Aug 21st, 2012 | A look at Tory Stevens and his journey to Charlotte
by Samuel Perley
For most people 24 years is a long to be doing anything, let alone competing in a sport as grueling and competitive as box lacrosse. Not so for goaltender Tory Stevens, who just might need another 24 years to satisfy his own craving for the sport.
At 27 years old, Stevens has earned a spot at goaltender for the Charlotte Copperheads inaugural season but his path to doing so has been anything but quick. Born into a lacrosse family, Stevens began playing as a toddler on a Seneca tribe reservation in upstate New York, an area known for its rich history and tradition in the sport within the Native American community. Stevens was born into local lacrosse legacy as his grandfather, Gilbert Lay, made huge contributions to the game and has numerous lacrosse arenas and buildings named after him within the area. Persuaded by his father to play goaltender, Stevens played the fast-paced box lacrosse throughout his youth and eventually made his way onto the local New Town Golden Eagles in the Can-Am League.
Stevens tried out persistently for teams in the National Lacrosse League for eight years but encountered the challenges many other American-born players face when trying to get noticed in a sport that tends to hold Canadian-born players in higher regard because of their familiarity with box lacrosse as opposed to the field version more commonly seen in the United States. Being a goaltender, Stevens says he saw even more limited opportunities than other players because “it is hard getting noticed when there are only two spots available.”

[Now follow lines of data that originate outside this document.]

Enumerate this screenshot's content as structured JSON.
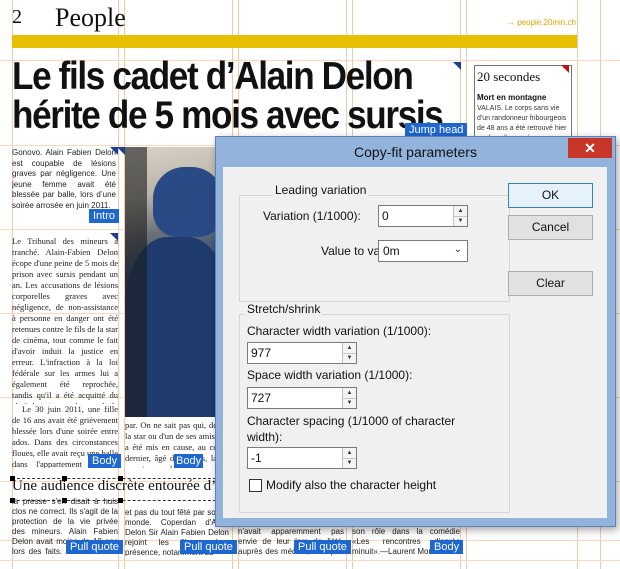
{
  "page": {
    "page_number": "2",
    "section": "People",
    "url": "→ people.20min.ch",
    "headline_line1": "Le fils cadet d’Alain Delon",
    "headline_line2": "hérite de 5 mois avec sursis",
    "jump_head_tag": "Jump head",
    "intro_tag": "Intro",
    "body_tag": "Body",
    "pull_quote_tag": "Pull quote",
    "sidebar_title": "20 secondes",
    "sidebar_heading": "Mort en montagne",
    "sidebar_text": "VALAIS. Le corps sans vie d'un randonneur fribourgeois de 48 ans a été retrouvé hier par la police après un",
    "intro_text": "Gonovo. Alain Fabien Delon est coupable de lésions graves par négligence. Une jeune femme avait été blessée par balle, lors d’une soirée arrosée en juin 2011.",
    "body_text_1": "Le Tribunal des mineurs a tranché. Alain-Fabien Delon écope d'une peine de 5 mois de prison avec sursis pendant un an. Les accusations de lésions corporelles graves avec négligence, de non-assistance à personne en danger ont été retenues contre le fils de la star de cinéma, tout comme le fait d'avoir induit la justice en erreur. L'infraction à la loi fédérale sur les armes lui a également été reprochée, tandis qu'il a été acquitté du chef de mise en danger de la vie d'autrui. «Cette issue me paraît équilibrée», a assuré son avocat, Me Alec Reymond.",
    "body_text_2": "Le 30 juin 2011, une fille de 16 ans avait été grièvement blessée lors d'une soirée entre ados. Dans des circonstances floues, elle avait reçu une balle dans l'appartement d'Alain-Fabien Delon, dans le quartier des",
    "body_text_3": "par. On ne sait pas qui, de la star ou d'un de ses amis, a été mis en cause, au ce dernier, âgé de 17 ans, la semaine prochaine.",
    "subhead": "Une audience discrète entourée d’une",
    "bottom_text_1": "la presse s'en disait à huis clos ne correct. Ils s'agit de la protection de la vie privée des mineurs. Alain Fabien Delon avait moins de 18 ans lors des faits. Mais la cause lors du procès le médiatique de l'affaire",
    "bottom_text_2": "et pas du tout fêté par son le monde. Coperdan d'Alain Delon Sir Alain Fabien Delon rejoint les films»; leur présence, notamment du",
    "bottom_text_3": "n'avait apparemment pas envie de leur lors de l'été, auprès des médias, à un peu de l'image, aussi peut-être",
    "bottom_text_4": "son rôle dans la comédie «Les rencontres d'après minuit».—Laurent Mor"
  },
  "dialog": {
    "title": "Copy-fit parameters",
    "close_glyph": "✕",
    "leading_group": "Leading variation",
    "variation_label": "Variation (1/1000):",
    "variation_value": "0",
    "value_to_vary_label": "Value to vary:",
    "value_to_vary_selected": "0m",
    "stretch_group": "Stretch/shrink",
    "char_width_label": "Character width variation (1/1000):",
    "char_width_value": "977",
    "space_width_label": "Space width variation (1/1000):",
    "space_width_value": "727",
    "char_spacing_label_line1": "Character spacing (1/1000 of character",
    "char_spacing_label_line2": "width):",
    "char_spacing_value": "-1",
    "modify_height_label": "Modify also the character height",
    "modify_height_checked": false,
    "ok_label": "OK",
    "cancel_label": "Cancel",
    "clear_label": "Clear",
    "spin_up_glyph": "▲",
    "spin_down_glyph": "▼",
    "dropdown_glyph": "⌄"
  },
  "colors": {
    "accent_yellow": "#e6c000",
    "frame_tag_blue": "#1e66d0",
    "dialog_frame": "#92b3dc",
    "close_red": "#c8362a"
  }
}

Engrained with a pure love for the sport, Stevens continued to play where he could and try out for anybody willing to give him a look even if it meant being passed over numerous times and in some cases for players less qualified than he was. Stevens was also forced to deal with a major knee injury two years ago that although hindered him physically, did nothing to curtail his enthusiasm or desire to play box lacrosse professionally.

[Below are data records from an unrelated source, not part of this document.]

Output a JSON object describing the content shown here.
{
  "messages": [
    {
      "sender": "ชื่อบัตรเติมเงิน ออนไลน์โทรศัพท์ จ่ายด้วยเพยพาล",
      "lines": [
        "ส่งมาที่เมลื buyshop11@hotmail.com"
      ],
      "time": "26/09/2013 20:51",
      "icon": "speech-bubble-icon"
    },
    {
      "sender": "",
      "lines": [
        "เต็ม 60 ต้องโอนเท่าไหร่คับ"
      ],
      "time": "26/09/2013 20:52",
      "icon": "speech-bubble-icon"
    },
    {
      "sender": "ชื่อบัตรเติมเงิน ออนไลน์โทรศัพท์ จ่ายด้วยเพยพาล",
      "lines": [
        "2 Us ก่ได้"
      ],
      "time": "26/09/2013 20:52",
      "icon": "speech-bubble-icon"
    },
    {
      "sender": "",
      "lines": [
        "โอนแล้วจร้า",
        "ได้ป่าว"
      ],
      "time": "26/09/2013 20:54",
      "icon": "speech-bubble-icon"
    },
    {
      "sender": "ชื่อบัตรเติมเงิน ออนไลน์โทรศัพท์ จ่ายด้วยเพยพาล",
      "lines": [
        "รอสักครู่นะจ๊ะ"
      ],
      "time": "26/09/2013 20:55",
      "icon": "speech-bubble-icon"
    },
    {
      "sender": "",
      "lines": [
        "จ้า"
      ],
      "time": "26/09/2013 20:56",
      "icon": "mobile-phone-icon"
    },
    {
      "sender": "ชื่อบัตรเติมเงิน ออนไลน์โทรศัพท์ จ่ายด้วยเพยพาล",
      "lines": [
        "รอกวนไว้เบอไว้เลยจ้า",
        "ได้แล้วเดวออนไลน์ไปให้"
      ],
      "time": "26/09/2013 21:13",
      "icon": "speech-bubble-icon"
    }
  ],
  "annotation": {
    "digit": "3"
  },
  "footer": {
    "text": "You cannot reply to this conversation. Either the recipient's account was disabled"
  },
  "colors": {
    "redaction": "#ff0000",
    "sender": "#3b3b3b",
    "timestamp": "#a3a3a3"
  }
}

Stevens made his way to a lacrosse combine in Richmond, Virginia, last December where he first caught the eye of Copperheads Head Coach, Tom Ryan, who Stevens lists as one of his idols growing up. Other than standing out as the best goaltender, Ryan says he was most impressed about Stevens’ commitment to the sport and “his willingness to get himself wherever he needed to be in order to play.” Ryan also wanted to see more American-born players given the opportunity to play box lacrosse and not simply be passed up for Canadian players, something Stevens and others have had to deal with for much of their careers.
Having dealt with so much rejection from team after team, one can imagine the excitement Stevens felt when he received a call from Ryan informing him of the team’s plans to draft him earlier this year. “I thought someone was playing a joke on me,” said Stevens, “it was surreal.”

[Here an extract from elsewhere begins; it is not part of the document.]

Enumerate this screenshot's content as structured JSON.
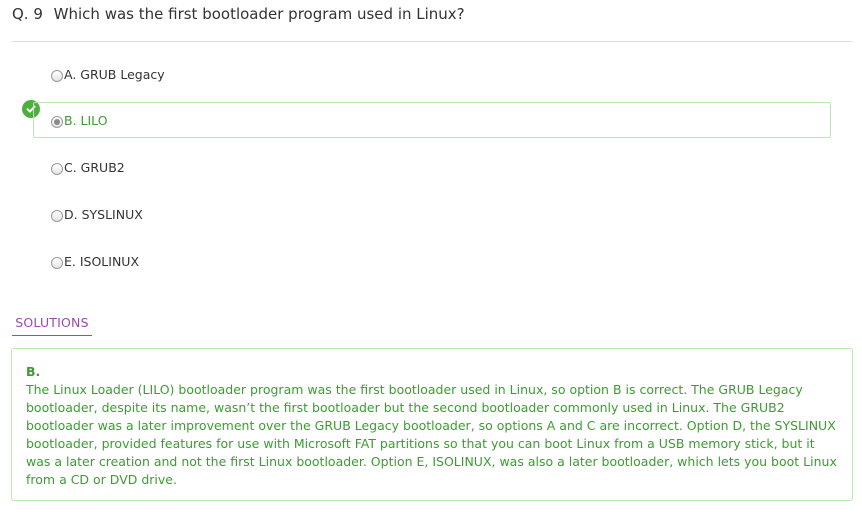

As one of the more experienced box lacrosse players on the Copperheads, Stevens says he would really like to be part of the team that brings home the first championship in the Professional Lacrosse League and truly believes Charlotte as the talent and skill to be able to do so. More importantly, Stevens says he “wants to be able to serve as an ambassador for the Seneca nation and be able to open doors for other players” who may be passed over for teams just like he was. He will have no shortage of support back home as much of his community has rallied around his success and even put together a benefit for him when he first made the Copperheads.
After the season, Stevens plans on returning back to home to spend time with his girlfriend who will soon be giving birth to the couple’s first child. Besides his newfound fatherhood, Stevens plans to keep playing for the Golden Eagles in the offseason and long term hopes to still be playing as long as he is physically able to and perhaps eventually join one of the senior leagues on his reservation where his 55-year old father currently plays.
One thing we can count on for sure in the future is whether Stevens is on the Copperheads or not, his passion for the game and strong support he receives from his family and the Seneca nation means he will surely be playing the game he loves for as long as he can.